Think you've heard about strange methods of rodent control? Think again.
In downtown Chicago, coyotes can be seen running the streets, not chasing people—it seems they couldn't have less interest in us. They're just doing their job: chasing rats and voles, and other small rodents.
Cook County has more than 60 coyotes roaming parks, yards, and roadways in search of rodents. They're fitted with radio collars and are part of what the Coyote Project, with more than 300 coyotes captured, calls "the largest urban study of coyotes in the world."
The Coyote Project explains the value of their research:
This allows us to peek into the hidden lives of urban coyotes. We use results from this unique project to answer common questions regarding coyotes in urban areas.
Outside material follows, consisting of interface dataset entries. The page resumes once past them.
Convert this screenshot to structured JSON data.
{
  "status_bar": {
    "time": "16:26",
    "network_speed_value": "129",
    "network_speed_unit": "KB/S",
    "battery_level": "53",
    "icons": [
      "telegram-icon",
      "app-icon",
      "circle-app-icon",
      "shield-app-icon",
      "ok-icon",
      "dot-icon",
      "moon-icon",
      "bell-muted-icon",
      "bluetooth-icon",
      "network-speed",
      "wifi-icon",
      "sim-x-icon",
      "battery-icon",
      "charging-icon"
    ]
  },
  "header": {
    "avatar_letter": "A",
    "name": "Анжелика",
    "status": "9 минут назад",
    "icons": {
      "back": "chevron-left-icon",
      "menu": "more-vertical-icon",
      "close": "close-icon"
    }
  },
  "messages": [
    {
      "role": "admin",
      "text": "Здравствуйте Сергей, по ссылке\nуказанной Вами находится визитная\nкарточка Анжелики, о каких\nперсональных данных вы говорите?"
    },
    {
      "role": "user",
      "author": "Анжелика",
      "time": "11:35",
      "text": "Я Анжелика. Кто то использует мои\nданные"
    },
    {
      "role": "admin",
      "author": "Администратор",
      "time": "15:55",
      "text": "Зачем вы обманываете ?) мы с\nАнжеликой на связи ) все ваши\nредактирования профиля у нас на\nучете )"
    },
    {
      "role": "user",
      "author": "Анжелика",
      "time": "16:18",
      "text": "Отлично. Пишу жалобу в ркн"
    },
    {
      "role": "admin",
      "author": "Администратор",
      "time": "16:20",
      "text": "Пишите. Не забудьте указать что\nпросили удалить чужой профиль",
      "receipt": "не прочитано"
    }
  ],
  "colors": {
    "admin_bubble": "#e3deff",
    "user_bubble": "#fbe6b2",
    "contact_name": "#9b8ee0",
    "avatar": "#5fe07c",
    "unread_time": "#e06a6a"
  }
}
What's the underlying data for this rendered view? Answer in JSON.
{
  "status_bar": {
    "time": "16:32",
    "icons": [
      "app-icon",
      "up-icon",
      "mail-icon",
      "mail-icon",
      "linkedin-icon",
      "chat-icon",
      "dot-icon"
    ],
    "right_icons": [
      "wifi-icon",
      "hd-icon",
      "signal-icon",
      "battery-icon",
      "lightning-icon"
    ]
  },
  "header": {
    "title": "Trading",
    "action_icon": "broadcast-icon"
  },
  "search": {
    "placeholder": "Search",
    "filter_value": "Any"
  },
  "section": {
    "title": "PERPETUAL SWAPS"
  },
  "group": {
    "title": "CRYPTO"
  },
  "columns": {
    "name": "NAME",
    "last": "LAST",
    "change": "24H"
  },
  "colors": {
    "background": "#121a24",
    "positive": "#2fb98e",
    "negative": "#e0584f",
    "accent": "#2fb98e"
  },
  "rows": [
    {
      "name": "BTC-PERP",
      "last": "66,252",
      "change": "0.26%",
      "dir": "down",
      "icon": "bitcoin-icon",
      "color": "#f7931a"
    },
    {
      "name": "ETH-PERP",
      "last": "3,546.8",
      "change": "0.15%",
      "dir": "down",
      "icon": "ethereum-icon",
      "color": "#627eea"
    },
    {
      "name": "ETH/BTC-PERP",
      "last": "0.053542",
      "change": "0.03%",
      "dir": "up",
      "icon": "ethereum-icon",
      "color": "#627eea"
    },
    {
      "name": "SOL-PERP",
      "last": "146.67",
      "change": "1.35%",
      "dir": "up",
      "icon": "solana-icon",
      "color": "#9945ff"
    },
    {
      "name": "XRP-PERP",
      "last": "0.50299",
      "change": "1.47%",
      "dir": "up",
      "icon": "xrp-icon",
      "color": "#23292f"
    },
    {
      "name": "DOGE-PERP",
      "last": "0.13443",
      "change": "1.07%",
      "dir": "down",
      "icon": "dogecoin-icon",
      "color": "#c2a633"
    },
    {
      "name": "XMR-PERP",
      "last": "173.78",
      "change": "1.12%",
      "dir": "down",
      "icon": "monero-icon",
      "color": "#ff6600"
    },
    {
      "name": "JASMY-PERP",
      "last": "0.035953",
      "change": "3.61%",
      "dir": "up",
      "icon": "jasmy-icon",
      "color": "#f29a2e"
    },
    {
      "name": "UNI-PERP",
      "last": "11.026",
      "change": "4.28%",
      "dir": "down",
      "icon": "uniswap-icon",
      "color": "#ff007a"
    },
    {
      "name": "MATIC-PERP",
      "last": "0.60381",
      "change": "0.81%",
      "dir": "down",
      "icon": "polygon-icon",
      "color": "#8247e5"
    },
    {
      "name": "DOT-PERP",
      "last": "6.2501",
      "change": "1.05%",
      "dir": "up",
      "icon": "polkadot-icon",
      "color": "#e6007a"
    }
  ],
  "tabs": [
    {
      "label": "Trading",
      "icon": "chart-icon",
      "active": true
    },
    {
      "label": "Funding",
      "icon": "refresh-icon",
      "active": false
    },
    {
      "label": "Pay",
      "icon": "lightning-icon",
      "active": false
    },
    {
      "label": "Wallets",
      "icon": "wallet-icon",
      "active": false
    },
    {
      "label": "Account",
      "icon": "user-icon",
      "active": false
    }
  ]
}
Many aspects of coyote ecology have direct management implications. Although our study was focused on Cook County, Illinois, we believe the things we have learned about coyotes and people living together are indicative of many metropolitan areas in the Midwest and eastern United States.
NPR reports the project's first animal is "Big Mama," caught in 2000.
"She was a young, transient coyote that was not a member of a group," says Dr. Stan Gehrt of Ohio State who directs the project. By 2002, she had settled down with an uncollared male friend (called, less warmly, "Number 115"), in a heavily-developed area a few miles from O'Hare International Airport. Together Mama and 115 have had at least six litters, producing 45 babies... People hardly ever see them...
"They are similar to many married couples," the project's website says, "where at times they are inseparable, and other times they take short breaks from each other, but they have defended the same territory together continuously."
The project has been successful so far—coyotes keep to themselves almost exclusively, with few human encounters reported in all these years. That's not to say there are no incidents at all:
The most famous encounter happened in 2007 when an otherwise calm coyote walked into a Quizno's sandwich shop in downtown Chicago, and apparently confused (or hot), hopped into a refrigerated case and sat quietly in the fruit juice section.
"It wasn't aggressive at all," restaurant manager Bina Patel told the Chicago Tribune. "It was just looking around." Police came and moved that coyote to someplace safer. Probably a park.
Chicago isn't the first or only outlet to take advantage of coyotes' natural lifestyles: the Fund for Animals points out that cattle ranchers in the West "welcome coyotes on their lands as a way of controlling the burrowing rodents whose holes have injured many cows and horses during round-up time;" and farmers have been known to let coyotes roam fields prone to large insect manifestations—and saved their farms.